Segment Start: Records

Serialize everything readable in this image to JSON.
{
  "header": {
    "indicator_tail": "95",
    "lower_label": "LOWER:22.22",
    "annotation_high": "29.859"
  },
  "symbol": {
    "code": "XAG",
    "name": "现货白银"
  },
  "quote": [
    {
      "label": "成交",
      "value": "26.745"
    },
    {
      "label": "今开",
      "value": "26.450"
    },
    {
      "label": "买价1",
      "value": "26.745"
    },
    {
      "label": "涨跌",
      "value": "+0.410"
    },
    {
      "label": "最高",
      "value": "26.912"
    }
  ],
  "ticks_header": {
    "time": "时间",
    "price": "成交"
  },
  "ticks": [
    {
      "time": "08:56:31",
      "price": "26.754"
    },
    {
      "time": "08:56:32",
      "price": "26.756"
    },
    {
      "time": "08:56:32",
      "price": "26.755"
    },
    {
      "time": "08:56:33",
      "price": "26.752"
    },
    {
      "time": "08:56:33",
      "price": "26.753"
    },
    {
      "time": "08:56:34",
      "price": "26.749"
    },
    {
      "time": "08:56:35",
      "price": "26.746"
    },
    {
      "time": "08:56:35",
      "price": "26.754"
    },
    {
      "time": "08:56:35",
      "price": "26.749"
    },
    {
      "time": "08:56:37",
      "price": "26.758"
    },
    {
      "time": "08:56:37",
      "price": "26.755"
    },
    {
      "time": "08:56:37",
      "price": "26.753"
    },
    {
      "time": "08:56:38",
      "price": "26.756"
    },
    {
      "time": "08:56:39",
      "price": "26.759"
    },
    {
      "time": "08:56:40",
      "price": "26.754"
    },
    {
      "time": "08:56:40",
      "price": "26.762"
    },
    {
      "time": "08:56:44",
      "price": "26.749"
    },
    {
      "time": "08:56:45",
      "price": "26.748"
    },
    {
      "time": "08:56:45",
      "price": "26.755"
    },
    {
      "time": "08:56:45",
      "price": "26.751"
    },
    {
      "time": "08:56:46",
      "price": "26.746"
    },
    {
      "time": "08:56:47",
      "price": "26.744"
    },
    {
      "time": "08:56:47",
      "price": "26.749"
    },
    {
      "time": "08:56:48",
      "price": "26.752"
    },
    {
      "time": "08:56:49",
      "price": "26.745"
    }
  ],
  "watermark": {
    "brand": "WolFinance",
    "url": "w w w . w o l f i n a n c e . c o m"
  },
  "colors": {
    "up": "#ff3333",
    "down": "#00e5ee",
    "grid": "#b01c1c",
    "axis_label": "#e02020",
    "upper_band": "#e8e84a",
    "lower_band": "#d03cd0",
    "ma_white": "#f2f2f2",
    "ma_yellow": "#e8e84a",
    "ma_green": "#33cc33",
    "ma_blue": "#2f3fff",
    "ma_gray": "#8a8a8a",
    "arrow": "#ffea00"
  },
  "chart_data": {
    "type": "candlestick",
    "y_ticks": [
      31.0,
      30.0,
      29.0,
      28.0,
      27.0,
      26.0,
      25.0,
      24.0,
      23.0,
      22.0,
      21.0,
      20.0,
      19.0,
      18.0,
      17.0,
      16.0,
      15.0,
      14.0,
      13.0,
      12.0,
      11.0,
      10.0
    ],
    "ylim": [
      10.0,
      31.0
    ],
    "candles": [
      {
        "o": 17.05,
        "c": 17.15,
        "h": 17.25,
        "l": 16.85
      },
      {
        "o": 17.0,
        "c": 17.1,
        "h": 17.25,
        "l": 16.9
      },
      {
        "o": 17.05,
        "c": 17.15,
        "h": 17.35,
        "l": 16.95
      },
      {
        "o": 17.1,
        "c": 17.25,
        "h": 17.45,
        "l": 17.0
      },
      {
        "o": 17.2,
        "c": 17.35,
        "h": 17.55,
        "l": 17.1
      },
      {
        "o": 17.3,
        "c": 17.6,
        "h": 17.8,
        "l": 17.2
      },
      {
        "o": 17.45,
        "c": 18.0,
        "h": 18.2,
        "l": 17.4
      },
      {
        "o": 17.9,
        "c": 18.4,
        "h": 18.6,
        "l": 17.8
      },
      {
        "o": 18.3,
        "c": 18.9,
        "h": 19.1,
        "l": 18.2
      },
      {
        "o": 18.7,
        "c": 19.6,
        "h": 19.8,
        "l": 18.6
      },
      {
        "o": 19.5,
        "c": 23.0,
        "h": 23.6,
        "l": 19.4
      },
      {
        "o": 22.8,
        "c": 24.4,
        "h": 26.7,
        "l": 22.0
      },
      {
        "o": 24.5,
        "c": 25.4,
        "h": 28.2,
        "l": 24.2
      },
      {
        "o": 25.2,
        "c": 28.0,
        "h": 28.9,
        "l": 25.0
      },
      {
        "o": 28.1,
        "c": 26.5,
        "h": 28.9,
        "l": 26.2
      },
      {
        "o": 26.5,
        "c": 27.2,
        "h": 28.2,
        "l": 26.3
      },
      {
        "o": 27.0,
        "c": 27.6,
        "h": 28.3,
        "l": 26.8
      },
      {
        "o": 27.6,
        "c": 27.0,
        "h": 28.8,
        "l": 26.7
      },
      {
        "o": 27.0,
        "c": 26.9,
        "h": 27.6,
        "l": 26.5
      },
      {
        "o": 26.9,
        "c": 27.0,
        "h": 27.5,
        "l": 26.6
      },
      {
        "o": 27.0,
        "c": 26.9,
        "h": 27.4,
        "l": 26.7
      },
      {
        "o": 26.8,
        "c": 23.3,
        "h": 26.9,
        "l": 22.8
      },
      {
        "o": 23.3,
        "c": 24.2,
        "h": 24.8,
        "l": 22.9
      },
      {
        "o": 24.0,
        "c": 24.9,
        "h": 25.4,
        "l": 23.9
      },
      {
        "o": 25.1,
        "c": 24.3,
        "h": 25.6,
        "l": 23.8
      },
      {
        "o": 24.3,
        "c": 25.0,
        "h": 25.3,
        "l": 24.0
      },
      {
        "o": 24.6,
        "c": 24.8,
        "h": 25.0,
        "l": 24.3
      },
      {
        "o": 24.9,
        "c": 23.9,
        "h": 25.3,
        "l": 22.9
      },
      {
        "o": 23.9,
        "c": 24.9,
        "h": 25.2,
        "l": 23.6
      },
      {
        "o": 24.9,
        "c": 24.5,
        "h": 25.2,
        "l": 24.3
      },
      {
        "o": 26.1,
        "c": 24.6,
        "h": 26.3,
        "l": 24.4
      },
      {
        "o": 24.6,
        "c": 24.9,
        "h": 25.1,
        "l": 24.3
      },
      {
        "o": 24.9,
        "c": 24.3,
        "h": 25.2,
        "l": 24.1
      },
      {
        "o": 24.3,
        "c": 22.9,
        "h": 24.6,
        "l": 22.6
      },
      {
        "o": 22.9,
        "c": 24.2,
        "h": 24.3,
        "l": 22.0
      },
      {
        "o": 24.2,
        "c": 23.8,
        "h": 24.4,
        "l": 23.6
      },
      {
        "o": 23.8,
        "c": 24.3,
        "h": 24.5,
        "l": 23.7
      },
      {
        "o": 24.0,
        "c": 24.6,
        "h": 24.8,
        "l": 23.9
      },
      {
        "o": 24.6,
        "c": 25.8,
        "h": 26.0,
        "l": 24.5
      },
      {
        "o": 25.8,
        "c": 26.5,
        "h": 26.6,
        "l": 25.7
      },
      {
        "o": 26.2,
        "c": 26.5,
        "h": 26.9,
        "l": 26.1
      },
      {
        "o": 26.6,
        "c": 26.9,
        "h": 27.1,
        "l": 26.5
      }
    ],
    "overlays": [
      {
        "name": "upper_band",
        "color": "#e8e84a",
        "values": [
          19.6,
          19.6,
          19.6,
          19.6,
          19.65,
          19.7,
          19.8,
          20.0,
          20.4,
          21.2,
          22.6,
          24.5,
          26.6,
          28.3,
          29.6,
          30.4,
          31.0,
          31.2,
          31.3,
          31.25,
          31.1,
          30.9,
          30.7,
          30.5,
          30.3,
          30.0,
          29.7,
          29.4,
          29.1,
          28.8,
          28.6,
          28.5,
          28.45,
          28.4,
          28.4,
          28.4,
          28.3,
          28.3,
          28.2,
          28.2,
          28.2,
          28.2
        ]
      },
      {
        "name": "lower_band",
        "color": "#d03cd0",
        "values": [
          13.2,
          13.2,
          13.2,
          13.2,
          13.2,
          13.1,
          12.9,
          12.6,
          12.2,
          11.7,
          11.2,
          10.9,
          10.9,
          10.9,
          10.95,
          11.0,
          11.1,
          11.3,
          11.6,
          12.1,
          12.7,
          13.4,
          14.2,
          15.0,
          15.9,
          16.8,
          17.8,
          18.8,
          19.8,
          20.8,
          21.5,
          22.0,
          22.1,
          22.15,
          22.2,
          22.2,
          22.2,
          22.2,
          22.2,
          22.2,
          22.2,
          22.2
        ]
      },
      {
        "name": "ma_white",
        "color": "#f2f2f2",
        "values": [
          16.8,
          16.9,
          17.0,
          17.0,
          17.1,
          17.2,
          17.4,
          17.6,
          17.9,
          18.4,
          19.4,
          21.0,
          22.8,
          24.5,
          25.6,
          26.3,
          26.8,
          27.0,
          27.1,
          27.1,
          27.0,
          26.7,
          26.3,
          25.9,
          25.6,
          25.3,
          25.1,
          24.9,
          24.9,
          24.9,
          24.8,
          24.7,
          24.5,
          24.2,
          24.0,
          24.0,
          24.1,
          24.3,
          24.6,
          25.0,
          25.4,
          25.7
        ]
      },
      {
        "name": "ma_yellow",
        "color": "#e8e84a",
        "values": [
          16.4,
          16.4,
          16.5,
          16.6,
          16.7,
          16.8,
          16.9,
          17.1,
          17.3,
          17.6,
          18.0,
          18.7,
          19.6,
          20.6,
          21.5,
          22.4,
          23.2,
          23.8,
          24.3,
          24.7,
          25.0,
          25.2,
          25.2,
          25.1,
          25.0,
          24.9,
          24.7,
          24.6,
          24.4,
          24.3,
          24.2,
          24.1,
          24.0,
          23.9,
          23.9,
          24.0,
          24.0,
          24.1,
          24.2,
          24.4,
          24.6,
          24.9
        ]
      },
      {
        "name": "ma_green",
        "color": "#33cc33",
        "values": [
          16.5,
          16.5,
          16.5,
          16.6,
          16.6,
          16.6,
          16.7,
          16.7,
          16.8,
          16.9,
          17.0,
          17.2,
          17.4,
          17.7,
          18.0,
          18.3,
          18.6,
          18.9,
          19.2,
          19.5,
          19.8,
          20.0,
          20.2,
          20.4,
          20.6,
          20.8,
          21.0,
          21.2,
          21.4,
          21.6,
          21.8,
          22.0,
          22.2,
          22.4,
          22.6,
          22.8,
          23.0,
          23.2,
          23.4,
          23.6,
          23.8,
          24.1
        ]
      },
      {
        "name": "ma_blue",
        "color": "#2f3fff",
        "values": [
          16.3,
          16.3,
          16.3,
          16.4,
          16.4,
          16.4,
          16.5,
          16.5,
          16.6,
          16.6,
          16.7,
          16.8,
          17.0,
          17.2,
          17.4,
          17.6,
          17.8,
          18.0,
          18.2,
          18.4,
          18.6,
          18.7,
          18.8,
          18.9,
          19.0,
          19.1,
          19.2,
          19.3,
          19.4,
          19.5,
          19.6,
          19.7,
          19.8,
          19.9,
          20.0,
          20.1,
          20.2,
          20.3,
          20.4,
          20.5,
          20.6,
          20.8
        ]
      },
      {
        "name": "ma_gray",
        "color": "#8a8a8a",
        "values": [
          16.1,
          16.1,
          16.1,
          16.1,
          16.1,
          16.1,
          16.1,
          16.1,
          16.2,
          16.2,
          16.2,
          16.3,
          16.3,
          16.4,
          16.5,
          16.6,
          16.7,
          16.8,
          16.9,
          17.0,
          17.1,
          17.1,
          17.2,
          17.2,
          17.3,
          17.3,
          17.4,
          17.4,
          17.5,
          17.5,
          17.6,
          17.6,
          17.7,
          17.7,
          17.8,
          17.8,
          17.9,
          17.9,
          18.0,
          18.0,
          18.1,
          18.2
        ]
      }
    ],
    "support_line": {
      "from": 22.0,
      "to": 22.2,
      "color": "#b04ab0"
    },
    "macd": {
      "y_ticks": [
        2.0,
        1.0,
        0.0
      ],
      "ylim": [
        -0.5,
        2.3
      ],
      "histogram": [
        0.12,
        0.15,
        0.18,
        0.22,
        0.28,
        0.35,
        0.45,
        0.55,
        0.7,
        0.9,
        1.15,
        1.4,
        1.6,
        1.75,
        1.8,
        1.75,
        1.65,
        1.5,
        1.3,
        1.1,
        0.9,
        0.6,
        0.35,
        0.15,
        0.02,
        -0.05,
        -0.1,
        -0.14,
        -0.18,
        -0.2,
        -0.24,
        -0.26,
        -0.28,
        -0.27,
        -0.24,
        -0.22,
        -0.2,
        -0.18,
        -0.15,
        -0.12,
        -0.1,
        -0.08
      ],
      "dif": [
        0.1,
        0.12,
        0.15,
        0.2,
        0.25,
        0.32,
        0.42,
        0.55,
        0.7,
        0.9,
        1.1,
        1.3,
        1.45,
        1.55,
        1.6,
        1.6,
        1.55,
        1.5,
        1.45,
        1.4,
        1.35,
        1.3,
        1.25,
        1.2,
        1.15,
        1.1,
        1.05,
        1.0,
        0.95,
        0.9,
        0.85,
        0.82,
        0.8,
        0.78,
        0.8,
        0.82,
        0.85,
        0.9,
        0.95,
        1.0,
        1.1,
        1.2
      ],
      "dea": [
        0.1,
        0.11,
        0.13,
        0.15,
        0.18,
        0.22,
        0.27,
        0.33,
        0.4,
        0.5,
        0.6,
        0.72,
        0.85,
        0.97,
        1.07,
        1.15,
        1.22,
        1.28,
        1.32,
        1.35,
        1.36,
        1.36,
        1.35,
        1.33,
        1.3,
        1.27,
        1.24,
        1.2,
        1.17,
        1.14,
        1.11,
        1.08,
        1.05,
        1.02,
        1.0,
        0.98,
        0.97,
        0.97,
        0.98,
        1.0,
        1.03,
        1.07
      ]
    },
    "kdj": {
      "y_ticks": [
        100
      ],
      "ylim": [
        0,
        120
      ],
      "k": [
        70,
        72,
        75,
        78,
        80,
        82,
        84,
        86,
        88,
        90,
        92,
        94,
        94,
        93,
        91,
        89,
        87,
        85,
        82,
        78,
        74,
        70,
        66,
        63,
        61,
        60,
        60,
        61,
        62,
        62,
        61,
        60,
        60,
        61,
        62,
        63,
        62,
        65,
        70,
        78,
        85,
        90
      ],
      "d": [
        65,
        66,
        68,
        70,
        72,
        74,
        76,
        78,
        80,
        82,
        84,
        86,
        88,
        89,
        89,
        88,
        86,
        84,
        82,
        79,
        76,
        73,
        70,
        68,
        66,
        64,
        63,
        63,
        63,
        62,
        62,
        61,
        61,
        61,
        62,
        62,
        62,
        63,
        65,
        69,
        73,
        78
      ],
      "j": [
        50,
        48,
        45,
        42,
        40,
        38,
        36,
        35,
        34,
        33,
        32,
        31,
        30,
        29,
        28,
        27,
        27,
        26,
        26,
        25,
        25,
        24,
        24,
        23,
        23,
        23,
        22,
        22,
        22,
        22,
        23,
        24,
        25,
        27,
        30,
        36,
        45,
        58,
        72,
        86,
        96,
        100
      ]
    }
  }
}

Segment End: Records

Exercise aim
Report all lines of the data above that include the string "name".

Solved problem
    "name": "现货白银"
        "name": "upper_band",
        "name": "lower_band",
        "name": "ma_white",
        "name": "ma_yellow",
        "name": "ma_green",
        "name": "ma_blue",
        "name": "ma_gray",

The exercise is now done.